The introduction of tolls to new roads could have a negative effect on smaller delivery companies, as it would be an additional cost to factor into their journeys on top of fuel costs. The Treasury has said that possible new ways of funding roads would not involve pricing or tolls on existing routes, which may be of some comfort to couriers working for small delivery companies.
The Office for Budget Responsibility predicts that tax revenues from duties will fall by £13bn a year, at current prices, by 2029. This is due to increasing numbers of vehicles becoming electrified and other developments in fuel-efficiency. According to the IFS, plugging the gap would require a 50% rise in fuel duty. It recommends a nationwide system of road charging, including road tolls, to account for the loss of revenue. If the IFS’s solution were introduced, couriers would be charged by the mile. There would be higher pricing in congested areas at peak times. Consequently, couriers who work primarily in the countryside would be likely to pay less.

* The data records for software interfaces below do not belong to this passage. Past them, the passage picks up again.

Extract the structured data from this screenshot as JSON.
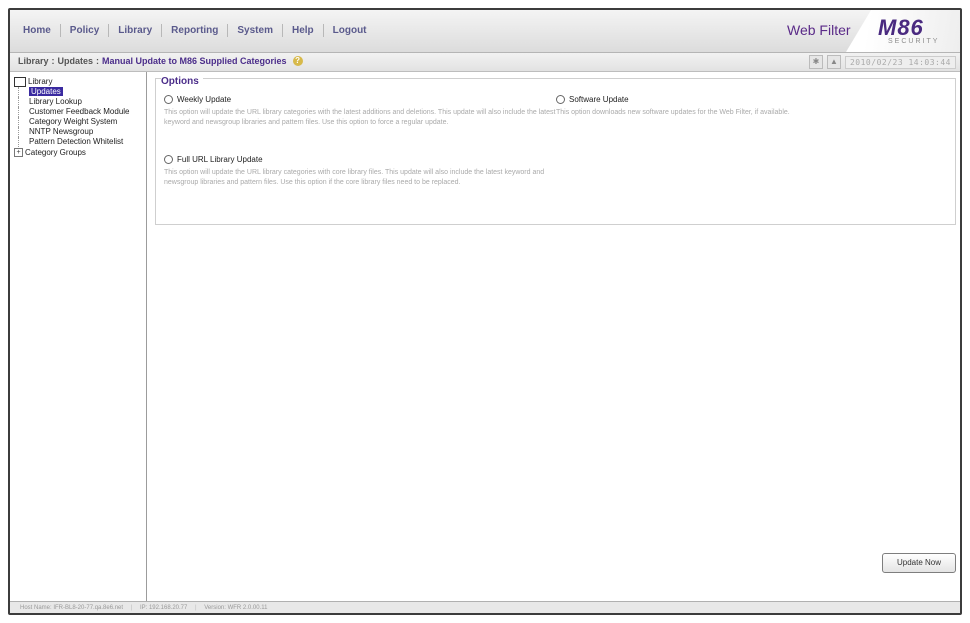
{
  "nav": {
    "items": [
      "Home",
      "Policy",
      "Library",
      "Reporting",
      "System",
      "Help",
      "Logout"
    ]
  },
  "brand": {
    "product": "Web Filter",
    "logo": "M86",
    "logo_sub": "SECURITY"
  },
  "breadcrumb": {
    "parts": [
      "Library",
      "Updates"
    ],
    "separator": ":",
    "current": "Manual Update to M86 Supplied Categories",
    "datetime": "2010/02/23 14:03:44"
  },
  "sidebar": {
    "root": "Library",
    "items": [
      "Updates",
      "Library Lookup",
      "Customer Feedback Module",
      "Category Weight System",
      "NNTP Newsgroup",
      "Pattern Detection Whitelist"
    ],
    "group": "Category Groups",
    "selected_index": 0
  },
  "options": {
    "title": "Options",
    "weekly": {
      "label": "Weekly Update",
      "desc": "This option will update the URL library categories with the latest additions and deletions. This update will also include the latest keyword and newsgroup libraries and pattern files. Use this option to force a regular update."
    },
    "full": {
      "label": "Full URL Library Update",
      "desc": "This option will update the URL library categories with core library files. This update will also include the latest keyword and newsgroup libraries and pattern files. Use this option if the core library files need to be replaced."
    },
    "software": {
      "label": "Software Update",
      "desc": "This option downloads new software updates for the Web Filter, if available."
    }
  },
  "buttons": {
    "update_now": "Update Now"
  },
  "status": {
    "host": "Host Name: IFR-BL8-20-77.qa.8e6.net",
    "ip": "IP: 192.168.20.77",
    "version": "Version: WFR 2.0.00.11"
  },
  "colors": {
    "accent": "#4b2d8a",
    "selection": "#3a2aa0",
    "nav_text": "#5a5a8c"
  }
}
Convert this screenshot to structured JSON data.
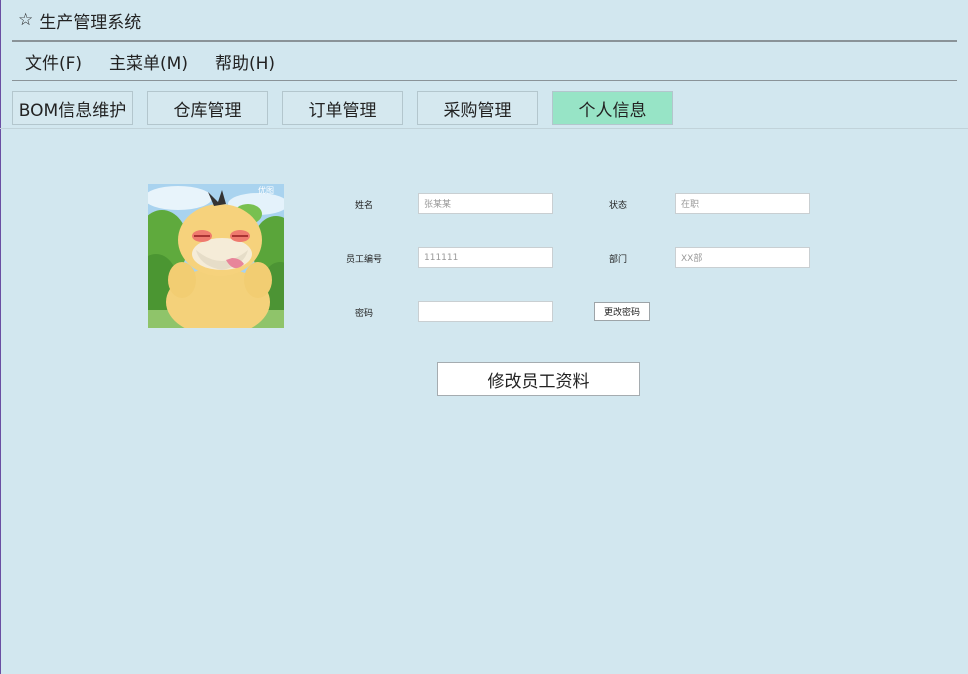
{
  "window": {
    "title": "生产管理系统",
    "icon": "star-icon"
  },
  "menubar": {
    "items": [
      {
        "label": "文件(F)"
      },
      {
        "label": "主菜单(M)"
      },
      {
        "label": "帮助(H)"
      }
    ]
  },
  "tabs": [
    {
      "label": "BOM信息维护",
      "active": false
    },
    {
      "label": "仓库管理",
      "active": false
    },
    {
      "label": "订单管理",
      "active": false
    },
    {
      "label": "采购管理",
      "active": false
    },
    {
      "label": "个人信息",
      "active": true
    }
  ],
  "profile": {
    "avatar_watermark": "优图",
    "name_label": "姓名",
    "name_placeholder": "张某某",
    "status_label": "状态",
    "status_placeholder": "在职",
    "employee_id_label": "员工编号",
    "employee_id_placeholder": "111111",
    "department_label": "部门",
    "department_placeholder": "XX部",
    "password_label": "密码",
    "password_value": "",
    "change_password_button": "更改密码",
    "edit_profile_button": "修改员工资料"
  },
  "colors": {
    "background": "#d2e7ef",
    "active_tab": "#97e4c6"
  }
}
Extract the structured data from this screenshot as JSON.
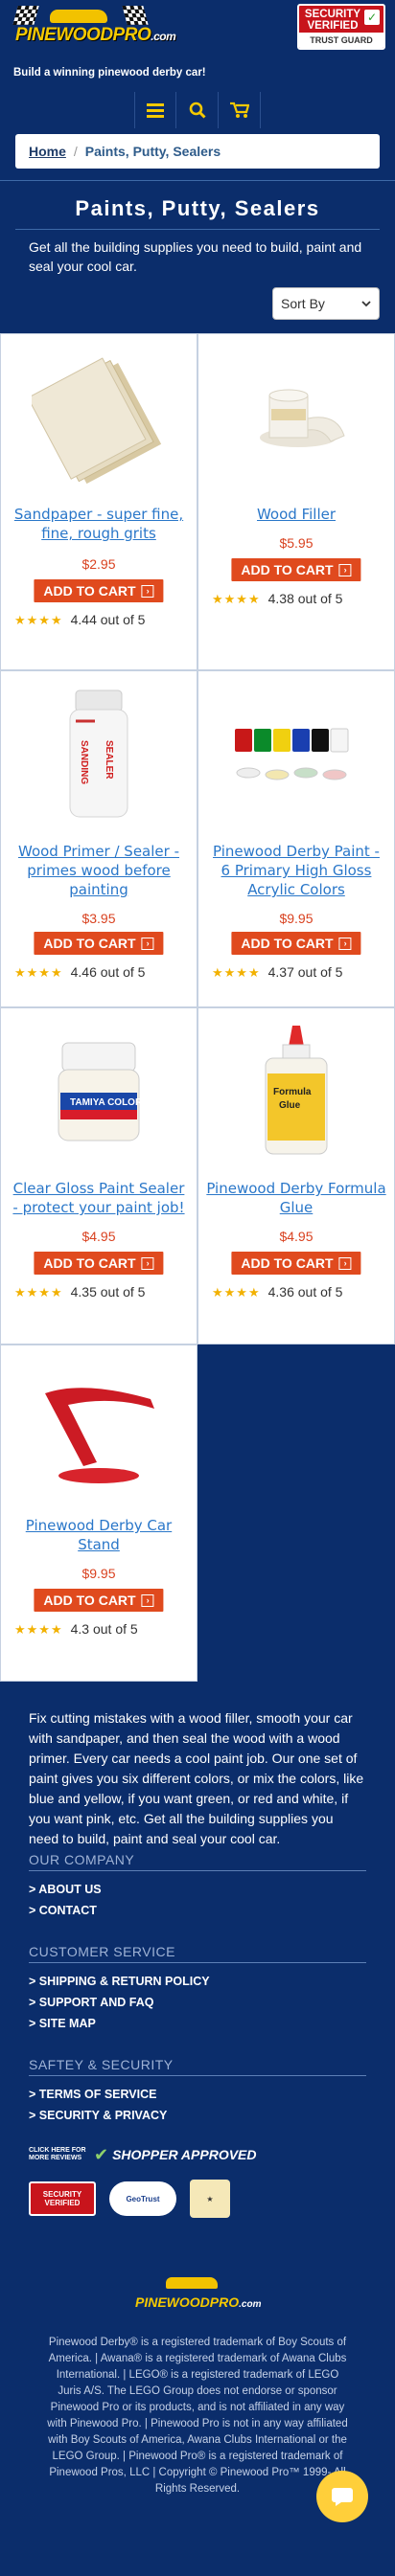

The Treasury and Department for Transport are in the process of carrying out a feasibility study looking at “new ownership and financing models” for the UK’s roads. The results are due in autumn. Meanwhile, Prime Minister David Cameron has suggested that private money be used to improve England’s road network. UK delivery companies could benefit from efficiency improvements brought about by better maintained roads, but smaller delivery companies could be further stretched if required to pay tolls in order to keep their courier services competitive.